NEW DELHI – India will appeal a decision by an Italian court to reject New Delhi’s request to recover $387 million in bank guarantees in a scrapped helicopter deal, the defence ministry said Tuesday.
India cancelled the contract with Italian-owned Finmeccanica’s helicopter arm AgustaWestland in January amid allegations that the company paid bribes to win the $750 million deal for 12 luxury helicopters to ferry VIPs.
India’s action came a day after a court in Milan ruled in favour of AgustaWestland, preventing India from recovering the guarantees.
“The government of India will be filing an appeal against the order of the Italian court in Milan,” defence ministry spokesman Sitanshu Kar said in a statement.
“Simultaneously, the government will vigorously pursue all options for encashment of the bank guarantees,” Kar said.
India signed the agreement for the AW101 helicopters in February 2010, but suspended payments after allegations that AgustaWestland paid bribes to clinch the deal.
India received three of the helicopters and stopped the delivery of the remaining nine.
The defence ministry says the agreement was terminated because an integrity pact was breached by AgustaWestland.
Former Finmeccanica head Giuseppe Orsi is on trial in Italy on fraud and corruption charges for his alleged role in bribery to secure the contract. He denies any wrongdoing. Bruno Spagnolini, the former chief executive of AgustaWestland, is also on trial.
Italian prosecutors suspect that kickbacks worth around $68 million, amounting to around 10 per cent of the deal, were paid to Indian officials to steer the contract to AgustaWestland.
The company has denied any wrongdoing.
A former Indian air force chief, S.P. Tyagi, is one of several people facing charges in India over his involvement in the deal.

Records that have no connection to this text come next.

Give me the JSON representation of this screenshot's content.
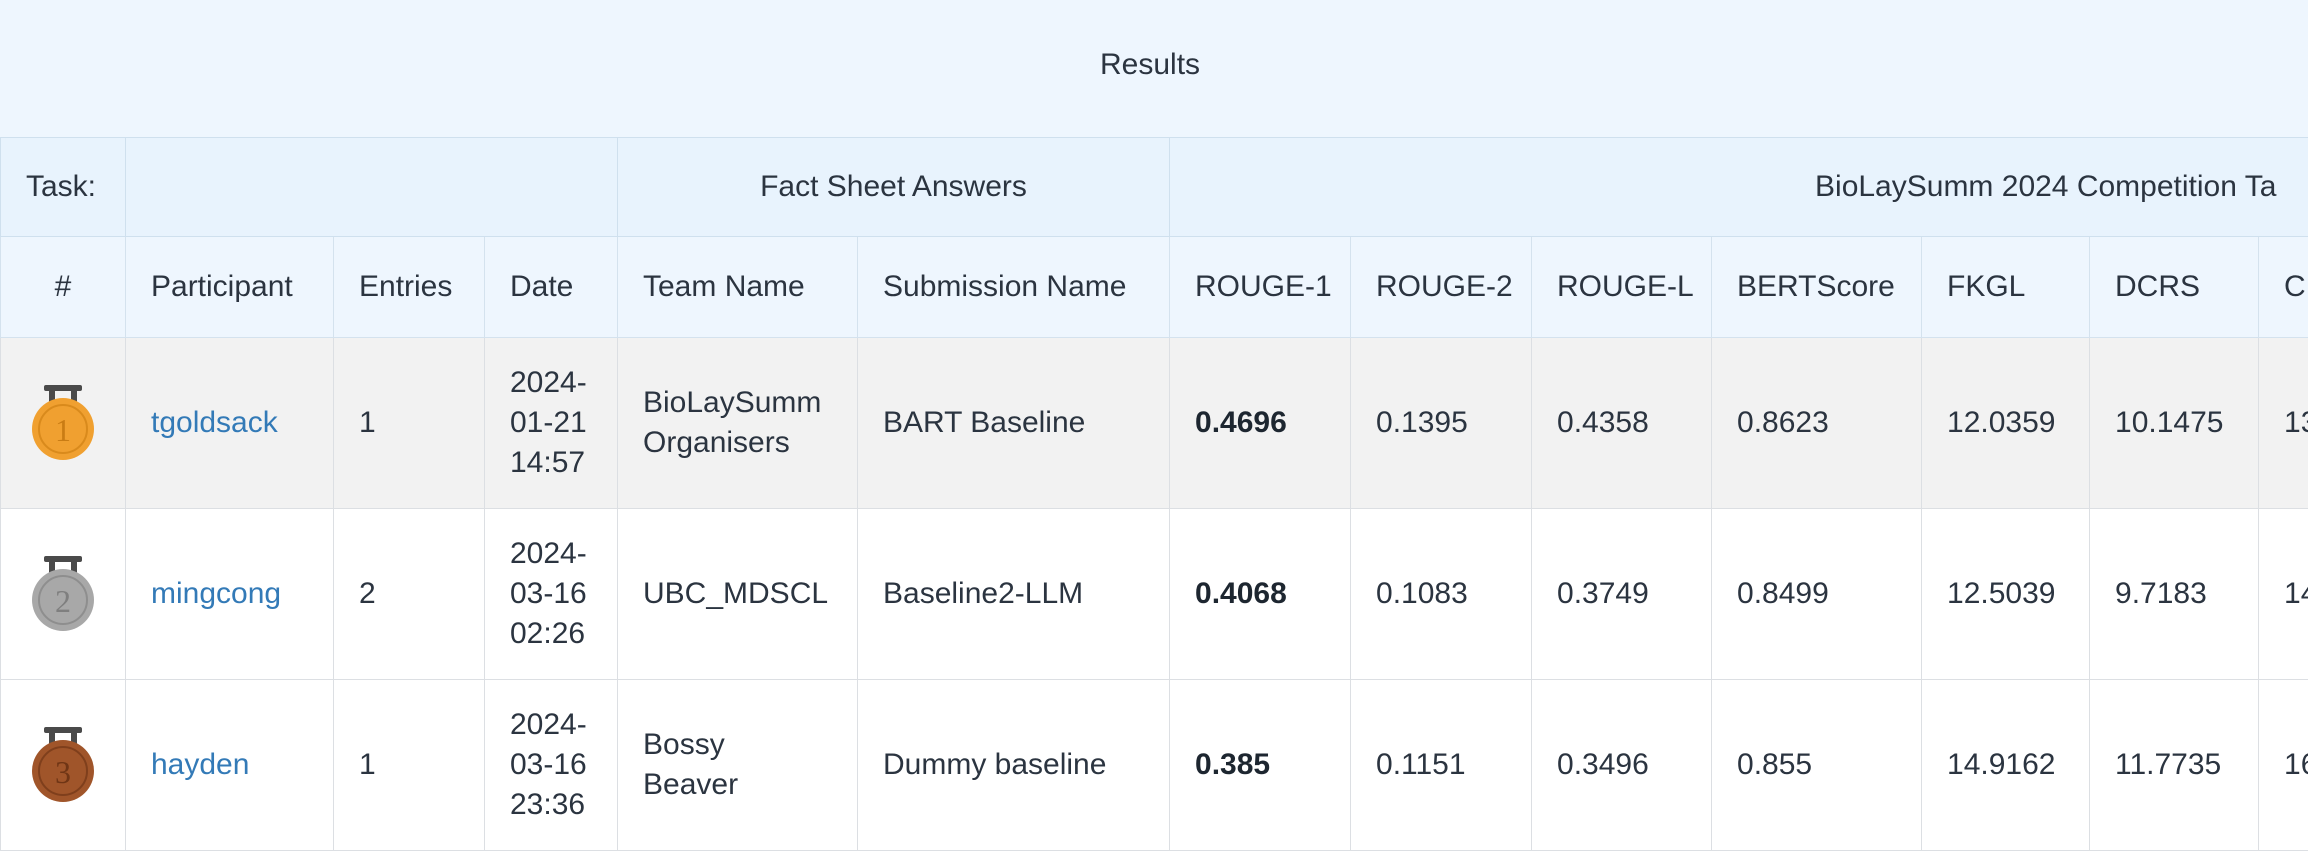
{
  "results_title": "Results",
  "task_row": {
    "task_label": "Task:",
    "fact_sheet_label": "Fact Sheet Answers",
    "competition_label": "BioLaySumm 2024 Competition Ta"
  },
  "columns": {
    "rank": "#",
    "participant": "Participant",
    "entries": "Entries",
    "date": "Date",
    "team_name": "Team Name",
    "submission_name": "Submission Name",
    "rouge1": "ROUGE-1",
    "rouge2": "ROUGE-2",
    "rougel": "ROUGE-L",
    "bertscore": "BERTScore",
    "fkgl": "FKGL",
    "dcrs": "DCRS",
    "next": "C"
  },
  "rows": [
    {
      "medal": "1",
      "medal_color": "#f0a030",
      "participant": "tgoldsack",
      "entries": "1",
      "date_l1": "2024-",
      "date_l2": "01-21",
      "date_l3": "14:57",
      "team_l1": "BioLaySumm",
      "team_l2": "Organisers",
      "submission": "BART Baseline",
      "rouge1": "0.4696",
      "rouge2": "0.1395",
      "rougel": "0.4358",
      "bertscore": "0.8623",
      "fkgl": "12.0359",
      "dcrs": "10.1475",
      "next": "13"
    },
    {
      "medal": "2",
      "medal_color": "#a8a8a8",
      "participant": "mingcong",
      "entries": "2",
      "date_l1": "2024-",
      "date_l2": "03-16",
      "date_l3": "02:26",
      "team_l1": "UBC_MDSCL",
      "team_l2": "",
      "submission": "Baseline2-LLM",
      "rouge1": "0.4068",
      "rouge2": "0.1083",
      "rougel": "0.3749",
      "bertscore": "0.8499",
      "fkgl": "12.5039",
      "dcrs": "9.7183",
      "next": "14"
    },
    {
      "medal": "3",
      "medal_color": "#a0552a",
      "participant": "hayden",
      "entries": "1",
      "date_l1": "2024-",
      "date_l2": "03-16",
      "date_l3": "23:36",
      "team_l1": "Bossy",
      "team_l2": "Beaver",
      "submission": "Dummy baseline",
      "rouge1": "0.385",
      "rouge2": "0.1151",
      "rougel": "0.3496",
      "bertscore": "0.855",
      "fkgl": "14.9162",
      "dcrs": "11.7735",
      "next": "16"
    }
  ]
}
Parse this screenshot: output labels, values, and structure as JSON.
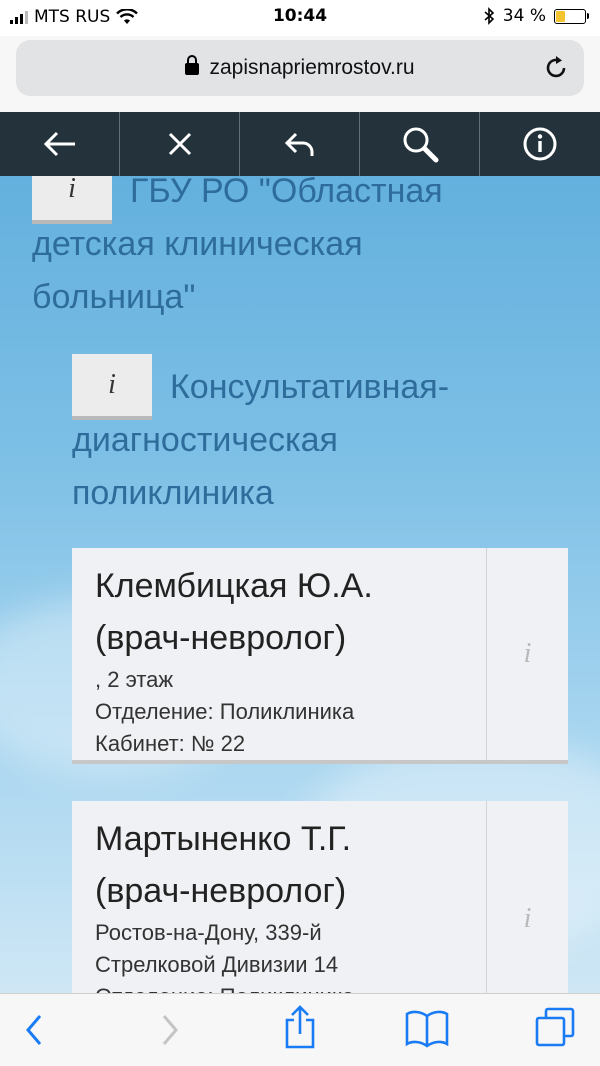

India’s Central Bureau of Investigation filed charges last year under corruption prevention laws against Tyagi, three of his cousins and officials of four defence companies after an investigation found that large bribes were paid to secure the contract.